Tell stories about some of the fun things you remember about going to school when you were your child’s age. Remind them of times when they tried something new and ended up really liking it (the neighborhood park and the swimming pool were once novel places). Frame your child’s school experience as an adventure, because after all, it is!
Vanessa also recently gave us some great tips on how to cure summer boredom.
And now, Vanessa would like to help ease those back to school jitters even MORE by offering one lucky reader a $25 gift card to Target for some school supplies (and maybe a latte for mom)! Here are the different ways you can enter – use the comments below to let us know which of the following entry options you did and you will automatically be entered to win! (You receive an entry for each of the following and may receive up to THREE entries!)

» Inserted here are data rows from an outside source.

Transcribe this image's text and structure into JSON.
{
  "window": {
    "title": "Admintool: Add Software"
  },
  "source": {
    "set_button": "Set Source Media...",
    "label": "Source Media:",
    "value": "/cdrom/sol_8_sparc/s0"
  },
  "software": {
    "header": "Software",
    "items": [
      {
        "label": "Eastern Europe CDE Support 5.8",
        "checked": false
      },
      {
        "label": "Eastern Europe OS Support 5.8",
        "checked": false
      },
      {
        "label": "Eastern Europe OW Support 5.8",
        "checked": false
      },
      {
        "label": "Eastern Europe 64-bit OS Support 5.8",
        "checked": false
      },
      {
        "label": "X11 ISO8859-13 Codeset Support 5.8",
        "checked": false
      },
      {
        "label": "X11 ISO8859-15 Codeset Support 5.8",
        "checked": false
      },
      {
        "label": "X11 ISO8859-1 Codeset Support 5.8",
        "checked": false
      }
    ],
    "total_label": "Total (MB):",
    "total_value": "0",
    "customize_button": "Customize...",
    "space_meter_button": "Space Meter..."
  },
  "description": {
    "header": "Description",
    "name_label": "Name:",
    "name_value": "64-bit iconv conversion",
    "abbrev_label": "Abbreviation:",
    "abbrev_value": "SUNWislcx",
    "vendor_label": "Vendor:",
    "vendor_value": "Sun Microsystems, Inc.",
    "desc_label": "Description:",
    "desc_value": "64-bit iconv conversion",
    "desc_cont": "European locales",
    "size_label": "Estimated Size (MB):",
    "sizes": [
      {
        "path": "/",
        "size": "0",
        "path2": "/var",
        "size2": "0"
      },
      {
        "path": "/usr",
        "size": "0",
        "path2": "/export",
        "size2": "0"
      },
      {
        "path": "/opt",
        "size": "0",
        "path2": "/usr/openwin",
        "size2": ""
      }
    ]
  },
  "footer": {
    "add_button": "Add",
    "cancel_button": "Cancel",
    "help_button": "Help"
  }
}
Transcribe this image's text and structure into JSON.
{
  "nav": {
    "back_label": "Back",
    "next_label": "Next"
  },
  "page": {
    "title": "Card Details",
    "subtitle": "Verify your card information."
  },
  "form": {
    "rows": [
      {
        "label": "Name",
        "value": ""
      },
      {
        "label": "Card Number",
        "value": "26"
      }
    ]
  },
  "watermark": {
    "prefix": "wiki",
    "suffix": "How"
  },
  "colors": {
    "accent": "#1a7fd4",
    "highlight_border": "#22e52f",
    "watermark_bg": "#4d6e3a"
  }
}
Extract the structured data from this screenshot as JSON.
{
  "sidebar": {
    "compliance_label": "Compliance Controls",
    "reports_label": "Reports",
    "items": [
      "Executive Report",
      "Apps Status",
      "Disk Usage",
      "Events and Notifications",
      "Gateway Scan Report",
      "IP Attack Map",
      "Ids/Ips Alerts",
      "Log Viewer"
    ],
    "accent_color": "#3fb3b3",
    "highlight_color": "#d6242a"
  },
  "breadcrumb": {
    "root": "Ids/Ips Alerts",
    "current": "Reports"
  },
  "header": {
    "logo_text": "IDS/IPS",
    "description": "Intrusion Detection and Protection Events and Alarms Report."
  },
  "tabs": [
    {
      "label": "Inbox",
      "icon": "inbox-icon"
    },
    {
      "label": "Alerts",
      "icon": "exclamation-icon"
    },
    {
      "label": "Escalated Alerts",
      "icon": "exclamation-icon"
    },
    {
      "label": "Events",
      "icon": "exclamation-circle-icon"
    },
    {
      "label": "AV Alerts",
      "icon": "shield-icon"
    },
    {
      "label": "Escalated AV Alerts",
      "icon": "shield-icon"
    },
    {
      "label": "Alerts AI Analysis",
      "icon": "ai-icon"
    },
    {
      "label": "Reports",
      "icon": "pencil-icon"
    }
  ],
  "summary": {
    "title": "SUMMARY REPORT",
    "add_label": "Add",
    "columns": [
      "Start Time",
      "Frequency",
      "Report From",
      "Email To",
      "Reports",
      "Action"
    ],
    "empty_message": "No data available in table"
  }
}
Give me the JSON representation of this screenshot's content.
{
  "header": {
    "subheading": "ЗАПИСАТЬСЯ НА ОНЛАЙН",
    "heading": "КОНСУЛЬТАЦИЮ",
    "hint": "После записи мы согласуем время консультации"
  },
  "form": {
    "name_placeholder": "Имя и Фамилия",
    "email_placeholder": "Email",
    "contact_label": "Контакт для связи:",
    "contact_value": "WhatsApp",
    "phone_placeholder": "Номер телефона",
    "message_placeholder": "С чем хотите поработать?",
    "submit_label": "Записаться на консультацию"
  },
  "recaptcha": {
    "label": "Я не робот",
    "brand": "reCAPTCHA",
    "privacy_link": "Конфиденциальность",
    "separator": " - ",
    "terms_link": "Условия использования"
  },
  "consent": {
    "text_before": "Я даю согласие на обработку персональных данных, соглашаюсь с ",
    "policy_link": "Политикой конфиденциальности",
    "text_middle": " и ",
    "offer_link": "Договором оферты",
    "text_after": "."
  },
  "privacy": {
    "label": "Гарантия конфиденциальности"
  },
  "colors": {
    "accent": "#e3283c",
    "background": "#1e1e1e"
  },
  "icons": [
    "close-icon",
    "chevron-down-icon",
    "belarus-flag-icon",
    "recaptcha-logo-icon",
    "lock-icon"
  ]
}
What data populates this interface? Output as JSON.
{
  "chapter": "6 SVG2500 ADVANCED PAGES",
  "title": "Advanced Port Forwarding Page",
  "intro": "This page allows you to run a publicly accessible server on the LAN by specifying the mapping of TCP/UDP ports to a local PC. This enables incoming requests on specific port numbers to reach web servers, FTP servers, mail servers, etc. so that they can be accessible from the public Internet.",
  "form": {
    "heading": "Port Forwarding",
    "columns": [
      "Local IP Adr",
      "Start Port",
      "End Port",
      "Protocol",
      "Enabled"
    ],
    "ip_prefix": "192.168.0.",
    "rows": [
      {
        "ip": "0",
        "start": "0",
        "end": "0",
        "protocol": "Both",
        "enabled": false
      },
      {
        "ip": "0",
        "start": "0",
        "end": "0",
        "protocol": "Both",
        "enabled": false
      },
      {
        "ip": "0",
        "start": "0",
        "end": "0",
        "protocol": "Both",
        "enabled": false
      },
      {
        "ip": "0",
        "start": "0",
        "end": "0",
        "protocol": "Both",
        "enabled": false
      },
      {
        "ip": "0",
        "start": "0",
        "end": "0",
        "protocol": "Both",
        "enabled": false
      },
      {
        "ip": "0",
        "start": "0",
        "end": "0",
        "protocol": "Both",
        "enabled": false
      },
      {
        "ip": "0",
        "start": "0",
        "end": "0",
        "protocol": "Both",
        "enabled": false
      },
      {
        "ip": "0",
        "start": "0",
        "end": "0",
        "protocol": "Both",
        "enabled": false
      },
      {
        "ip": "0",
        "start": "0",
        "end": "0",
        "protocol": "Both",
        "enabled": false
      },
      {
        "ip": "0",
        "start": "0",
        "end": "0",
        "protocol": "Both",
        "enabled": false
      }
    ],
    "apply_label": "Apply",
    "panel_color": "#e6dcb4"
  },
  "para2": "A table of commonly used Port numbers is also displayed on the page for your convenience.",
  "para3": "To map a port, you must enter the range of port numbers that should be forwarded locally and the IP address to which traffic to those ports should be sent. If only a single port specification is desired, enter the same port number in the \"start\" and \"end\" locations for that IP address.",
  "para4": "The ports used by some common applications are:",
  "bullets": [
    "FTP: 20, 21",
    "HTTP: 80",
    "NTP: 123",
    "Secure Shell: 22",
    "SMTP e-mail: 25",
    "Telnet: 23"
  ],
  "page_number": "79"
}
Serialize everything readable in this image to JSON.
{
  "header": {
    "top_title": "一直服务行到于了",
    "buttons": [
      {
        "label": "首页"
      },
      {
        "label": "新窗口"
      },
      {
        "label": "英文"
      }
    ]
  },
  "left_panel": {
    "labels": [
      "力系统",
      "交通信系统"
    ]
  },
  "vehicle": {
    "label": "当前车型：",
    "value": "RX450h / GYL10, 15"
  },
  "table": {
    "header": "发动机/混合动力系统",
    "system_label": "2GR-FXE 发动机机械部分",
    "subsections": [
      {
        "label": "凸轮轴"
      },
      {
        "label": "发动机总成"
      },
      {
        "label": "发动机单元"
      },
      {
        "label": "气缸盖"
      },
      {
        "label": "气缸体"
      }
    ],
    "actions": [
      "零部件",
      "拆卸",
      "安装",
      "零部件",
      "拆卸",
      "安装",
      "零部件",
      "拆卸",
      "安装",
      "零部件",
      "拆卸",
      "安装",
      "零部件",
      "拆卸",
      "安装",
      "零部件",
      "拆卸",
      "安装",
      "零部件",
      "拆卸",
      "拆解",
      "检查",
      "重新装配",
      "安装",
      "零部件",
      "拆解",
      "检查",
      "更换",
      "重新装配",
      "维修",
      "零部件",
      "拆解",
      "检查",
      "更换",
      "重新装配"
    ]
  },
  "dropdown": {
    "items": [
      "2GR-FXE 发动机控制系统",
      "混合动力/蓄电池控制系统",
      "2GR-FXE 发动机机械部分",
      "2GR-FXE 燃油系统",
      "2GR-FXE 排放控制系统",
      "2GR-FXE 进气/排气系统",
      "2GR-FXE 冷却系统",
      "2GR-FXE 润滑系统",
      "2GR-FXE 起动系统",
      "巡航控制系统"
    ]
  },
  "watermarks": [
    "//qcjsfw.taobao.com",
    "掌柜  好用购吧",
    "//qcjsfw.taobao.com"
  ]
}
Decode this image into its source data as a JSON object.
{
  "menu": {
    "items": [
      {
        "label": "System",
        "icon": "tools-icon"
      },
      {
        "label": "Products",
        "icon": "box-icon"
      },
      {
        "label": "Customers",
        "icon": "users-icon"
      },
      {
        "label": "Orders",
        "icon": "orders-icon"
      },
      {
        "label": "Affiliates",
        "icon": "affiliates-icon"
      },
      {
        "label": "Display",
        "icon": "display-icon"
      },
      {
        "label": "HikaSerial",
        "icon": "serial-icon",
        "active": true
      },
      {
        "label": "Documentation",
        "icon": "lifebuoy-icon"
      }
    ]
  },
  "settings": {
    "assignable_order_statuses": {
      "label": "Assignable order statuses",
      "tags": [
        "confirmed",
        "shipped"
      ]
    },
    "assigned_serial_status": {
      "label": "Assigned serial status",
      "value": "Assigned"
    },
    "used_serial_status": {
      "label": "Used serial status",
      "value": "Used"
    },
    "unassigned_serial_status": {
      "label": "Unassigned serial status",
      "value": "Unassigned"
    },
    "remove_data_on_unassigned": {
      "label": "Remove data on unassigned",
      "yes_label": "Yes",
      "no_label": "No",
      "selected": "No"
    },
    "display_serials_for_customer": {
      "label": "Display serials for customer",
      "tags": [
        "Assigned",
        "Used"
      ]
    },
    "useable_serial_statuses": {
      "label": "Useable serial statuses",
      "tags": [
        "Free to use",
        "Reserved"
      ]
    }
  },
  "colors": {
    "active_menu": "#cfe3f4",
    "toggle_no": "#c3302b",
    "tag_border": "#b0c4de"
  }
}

Be sure to enter a SEPARATE comment below for each method of entry mentioned below (one comment for Facebook, one comment for Snap’s Stories, etc.). And if you already do any of those things, be sure to comment to let us know!Giveaway ends at noon on Friday, August 7th. Winner will be chosen randomly and will be announced via reply to comment (email). You will have 24 hours to claim your prize! Good luck, everyone!
To learn more from Vanessa and ways to help children learn about and manage their feelings, check out Snap’s Stories About Feelings!
Vanessa Whalen, LSCSW, is a psychotherapist in private practice and the co-founder of Snappy Kids, LLC, along with her husband John Harrison. Snappy Kids makes therapeutic mobile apps for kids to help them learn about and manage their feelings. The company’s latest app, Snap’s Stories About Feelings, is available for $2.99 on the iTunes App Store and on Google Play. The app is intended for kids ages 4-10 and contains two stories (about anger and worry) with accompanying activities. No reading is required. More stories will be available for purchase in the fall. For more information about SnappyKids, or to sign up for our newsletter, visit http://snappykids.cc.
Disclosure: Wichita Moms Blog partnered with Snappy Kids, LLC for this sponsored post. That said, all products and services listed here are those that we have tested personally, stand behind and are excited to bring this wonderful community of moms.